Honors Projects


Objective: Current studies on vocal fry at BGSU involve categorizing various types of vocal fry production (Proctor et al., 2019 ASHA conference). The objective of the current study was to characterize vocal fry types using acoustic, airflow, and electroglottographic measures. Such characterization should shed light on the physiological production of vocal fry and potential clinical understanding and intervention.

Methods/design: Three men and three women, 18-22 years old, read the Rainbow passage as well as spoke conversationally and spontaneously in a sound treated booth. The participants spoke using a microphone and an EGG system (Kay Model 6103), as well as with and without the use of a face mask (Glottal Enterprises MSIF-2 system). The participants were asked to speak normally. There was no mention of vocal fry to them.

Results: A number of the categories of vocal fry were found in the corpus (e.g., single pulses, double pulses, multiple pulses, period doubling, delayed fry). Also the corpus included interesting results for rough voice and aperiodic segments. The figure below shows an example of period doubling.
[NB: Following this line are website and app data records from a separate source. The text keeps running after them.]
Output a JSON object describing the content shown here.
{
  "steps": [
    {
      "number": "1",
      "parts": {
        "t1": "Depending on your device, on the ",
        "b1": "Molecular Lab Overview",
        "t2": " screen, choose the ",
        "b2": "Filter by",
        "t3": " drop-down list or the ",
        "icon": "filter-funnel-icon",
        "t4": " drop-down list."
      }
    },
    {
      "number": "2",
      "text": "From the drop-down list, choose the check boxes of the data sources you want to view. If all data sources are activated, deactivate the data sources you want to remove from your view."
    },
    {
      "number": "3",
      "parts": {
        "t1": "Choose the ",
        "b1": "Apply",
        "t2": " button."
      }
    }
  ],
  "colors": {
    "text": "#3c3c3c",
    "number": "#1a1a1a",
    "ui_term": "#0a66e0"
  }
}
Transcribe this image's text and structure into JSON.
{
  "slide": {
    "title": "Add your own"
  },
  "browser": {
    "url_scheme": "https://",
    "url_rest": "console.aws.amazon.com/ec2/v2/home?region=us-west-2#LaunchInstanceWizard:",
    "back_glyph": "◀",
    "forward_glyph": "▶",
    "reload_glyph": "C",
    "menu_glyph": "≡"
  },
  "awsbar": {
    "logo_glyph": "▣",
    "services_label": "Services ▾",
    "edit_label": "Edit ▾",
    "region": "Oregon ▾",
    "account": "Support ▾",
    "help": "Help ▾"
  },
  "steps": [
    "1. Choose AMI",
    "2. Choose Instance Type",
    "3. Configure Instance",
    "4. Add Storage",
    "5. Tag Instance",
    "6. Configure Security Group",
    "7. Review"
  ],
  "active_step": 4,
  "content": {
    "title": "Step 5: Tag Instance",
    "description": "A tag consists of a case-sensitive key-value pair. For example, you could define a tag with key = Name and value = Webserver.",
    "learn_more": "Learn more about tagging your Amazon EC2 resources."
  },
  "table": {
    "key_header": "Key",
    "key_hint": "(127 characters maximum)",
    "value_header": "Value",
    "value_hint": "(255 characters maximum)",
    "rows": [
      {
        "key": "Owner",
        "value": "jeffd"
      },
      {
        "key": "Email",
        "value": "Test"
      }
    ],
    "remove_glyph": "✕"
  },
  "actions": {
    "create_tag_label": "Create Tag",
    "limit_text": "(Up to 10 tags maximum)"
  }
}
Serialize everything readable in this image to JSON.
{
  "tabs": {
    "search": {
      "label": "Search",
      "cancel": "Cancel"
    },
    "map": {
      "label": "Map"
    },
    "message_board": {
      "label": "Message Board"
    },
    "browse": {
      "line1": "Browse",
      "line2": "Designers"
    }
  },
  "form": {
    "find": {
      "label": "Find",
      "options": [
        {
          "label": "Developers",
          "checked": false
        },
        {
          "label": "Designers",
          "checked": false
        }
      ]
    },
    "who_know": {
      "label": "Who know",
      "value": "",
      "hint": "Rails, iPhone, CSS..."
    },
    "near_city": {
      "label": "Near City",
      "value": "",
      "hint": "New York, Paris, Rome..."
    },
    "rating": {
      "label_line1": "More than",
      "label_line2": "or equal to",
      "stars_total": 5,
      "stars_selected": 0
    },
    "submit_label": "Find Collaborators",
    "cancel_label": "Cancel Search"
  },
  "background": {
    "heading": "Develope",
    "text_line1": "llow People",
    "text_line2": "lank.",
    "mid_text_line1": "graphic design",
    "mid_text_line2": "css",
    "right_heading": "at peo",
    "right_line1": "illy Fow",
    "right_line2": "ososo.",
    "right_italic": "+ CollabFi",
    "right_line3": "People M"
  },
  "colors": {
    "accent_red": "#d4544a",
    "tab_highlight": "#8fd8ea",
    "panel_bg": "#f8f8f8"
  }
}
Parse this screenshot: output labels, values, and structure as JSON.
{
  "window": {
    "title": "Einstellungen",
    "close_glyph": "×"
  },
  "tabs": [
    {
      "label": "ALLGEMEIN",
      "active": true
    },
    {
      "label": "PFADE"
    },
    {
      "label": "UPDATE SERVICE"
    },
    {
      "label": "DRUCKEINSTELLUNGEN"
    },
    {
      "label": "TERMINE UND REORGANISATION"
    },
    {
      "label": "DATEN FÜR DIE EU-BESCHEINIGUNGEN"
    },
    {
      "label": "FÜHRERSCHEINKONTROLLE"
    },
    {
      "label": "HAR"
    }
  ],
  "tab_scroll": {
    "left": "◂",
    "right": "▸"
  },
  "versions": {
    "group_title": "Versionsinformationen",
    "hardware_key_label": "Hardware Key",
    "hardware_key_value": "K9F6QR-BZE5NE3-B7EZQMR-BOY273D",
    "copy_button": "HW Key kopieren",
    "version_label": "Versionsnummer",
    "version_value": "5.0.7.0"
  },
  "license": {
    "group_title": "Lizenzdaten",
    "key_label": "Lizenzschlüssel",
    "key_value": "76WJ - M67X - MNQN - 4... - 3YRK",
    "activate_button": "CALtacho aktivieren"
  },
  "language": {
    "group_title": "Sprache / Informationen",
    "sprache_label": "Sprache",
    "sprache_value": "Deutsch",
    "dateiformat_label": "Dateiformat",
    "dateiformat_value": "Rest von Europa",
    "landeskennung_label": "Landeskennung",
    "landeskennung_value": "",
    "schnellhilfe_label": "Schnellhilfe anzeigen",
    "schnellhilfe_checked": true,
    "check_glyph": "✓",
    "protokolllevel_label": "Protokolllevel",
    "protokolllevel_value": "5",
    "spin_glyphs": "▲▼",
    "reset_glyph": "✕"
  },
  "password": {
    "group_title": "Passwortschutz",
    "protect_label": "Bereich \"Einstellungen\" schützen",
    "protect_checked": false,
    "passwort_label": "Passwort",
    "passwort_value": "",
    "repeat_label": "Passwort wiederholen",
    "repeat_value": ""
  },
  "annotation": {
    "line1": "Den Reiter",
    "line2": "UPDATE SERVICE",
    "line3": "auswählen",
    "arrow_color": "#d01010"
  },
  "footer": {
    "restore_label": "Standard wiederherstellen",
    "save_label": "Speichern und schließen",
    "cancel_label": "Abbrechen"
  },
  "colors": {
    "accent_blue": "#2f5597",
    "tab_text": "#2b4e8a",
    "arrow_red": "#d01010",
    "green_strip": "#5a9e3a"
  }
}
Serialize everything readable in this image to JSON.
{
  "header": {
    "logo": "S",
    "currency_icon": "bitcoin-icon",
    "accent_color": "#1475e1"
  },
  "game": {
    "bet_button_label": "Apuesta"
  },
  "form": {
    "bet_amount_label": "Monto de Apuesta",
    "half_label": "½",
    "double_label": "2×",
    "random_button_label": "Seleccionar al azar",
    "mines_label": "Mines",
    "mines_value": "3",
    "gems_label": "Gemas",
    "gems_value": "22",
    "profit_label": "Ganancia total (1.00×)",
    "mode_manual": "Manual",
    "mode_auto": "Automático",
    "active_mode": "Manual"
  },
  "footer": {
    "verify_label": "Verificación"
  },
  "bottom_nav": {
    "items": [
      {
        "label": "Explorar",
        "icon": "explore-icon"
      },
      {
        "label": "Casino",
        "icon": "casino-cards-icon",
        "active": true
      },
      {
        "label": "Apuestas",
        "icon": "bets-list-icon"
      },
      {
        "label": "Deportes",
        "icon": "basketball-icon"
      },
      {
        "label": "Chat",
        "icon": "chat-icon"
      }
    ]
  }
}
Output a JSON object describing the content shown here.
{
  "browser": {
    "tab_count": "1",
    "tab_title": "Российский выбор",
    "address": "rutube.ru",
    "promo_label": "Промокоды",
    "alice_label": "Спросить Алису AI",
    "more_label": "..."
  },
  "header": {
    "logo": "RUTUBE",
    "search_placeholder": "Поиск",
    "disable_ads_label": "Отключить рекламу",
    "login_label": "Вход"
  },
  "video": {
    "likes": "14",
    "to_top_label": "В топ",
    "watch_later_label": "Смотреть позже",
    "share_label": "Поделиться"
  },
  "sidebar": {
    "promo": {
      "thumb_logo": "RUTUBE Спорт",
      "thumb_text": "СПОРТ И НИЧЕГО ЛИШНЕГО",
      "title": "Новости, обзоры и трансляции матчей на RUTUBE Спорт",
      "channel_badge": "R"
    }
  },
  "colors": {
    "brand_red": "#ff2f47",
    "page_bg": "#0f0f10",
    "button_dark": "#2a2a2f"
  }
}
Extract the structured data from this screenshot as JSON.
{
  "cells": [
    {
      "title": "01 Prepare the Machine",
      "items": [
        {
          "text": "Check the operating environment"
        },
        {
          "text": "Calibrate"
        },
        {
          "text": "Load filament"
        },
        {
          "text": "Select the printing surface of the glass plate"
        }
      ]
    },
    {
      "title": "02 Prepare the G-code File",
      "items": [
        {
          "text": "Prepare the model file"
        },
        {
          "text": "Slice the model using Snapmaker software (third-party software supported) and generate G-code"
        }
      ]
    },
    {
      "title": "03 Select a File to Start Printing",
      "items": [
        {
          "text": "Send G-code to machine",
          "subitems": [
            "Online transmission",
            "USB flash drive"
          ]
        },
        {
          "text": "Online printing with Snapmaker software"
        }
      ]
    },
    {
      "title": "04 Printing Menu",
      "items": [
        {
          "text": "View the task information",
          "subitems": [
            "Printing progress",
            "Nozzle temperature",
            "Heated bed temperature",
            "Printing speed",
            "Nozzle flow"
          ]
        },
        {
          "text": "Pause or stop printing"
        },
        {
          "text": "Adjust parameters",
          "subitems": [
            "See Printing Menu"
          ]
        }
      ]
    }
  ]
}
The laryngeal aspect shows a range of glottal closing and opening secondarily to the primary glottal closing and opening (the bottom EGG signal), both occurring in the period of two normal cycles (shown to the left). This example is similar to almost all others in the sense that the glottal activity typically follows the wideband airflow activity (middle trace) as well as the acoustic signal (top trace).

Conclusions: The study emphasizes the reality of the laryngeal function in the production of vocal fry, wherein the acoustic transients and various timing of glottal pulses can be seen in all three signals (acoustic, airflow, glottographic). This suggests that the primary cause of vocal fry is laryngeal, but seen and heard as sequences of transients both acoustic and aerodynamic.


Communication Sciences and Disorders


Communication Sciences and Disorders

First Advisor

Dr. Ronald Scherer

First Advisor Department

Communication Sciences and Disorders

Second Advisor

Dr. Lewis Fulcher

Second Advisor Department

Physics and Astronomy

Publication Date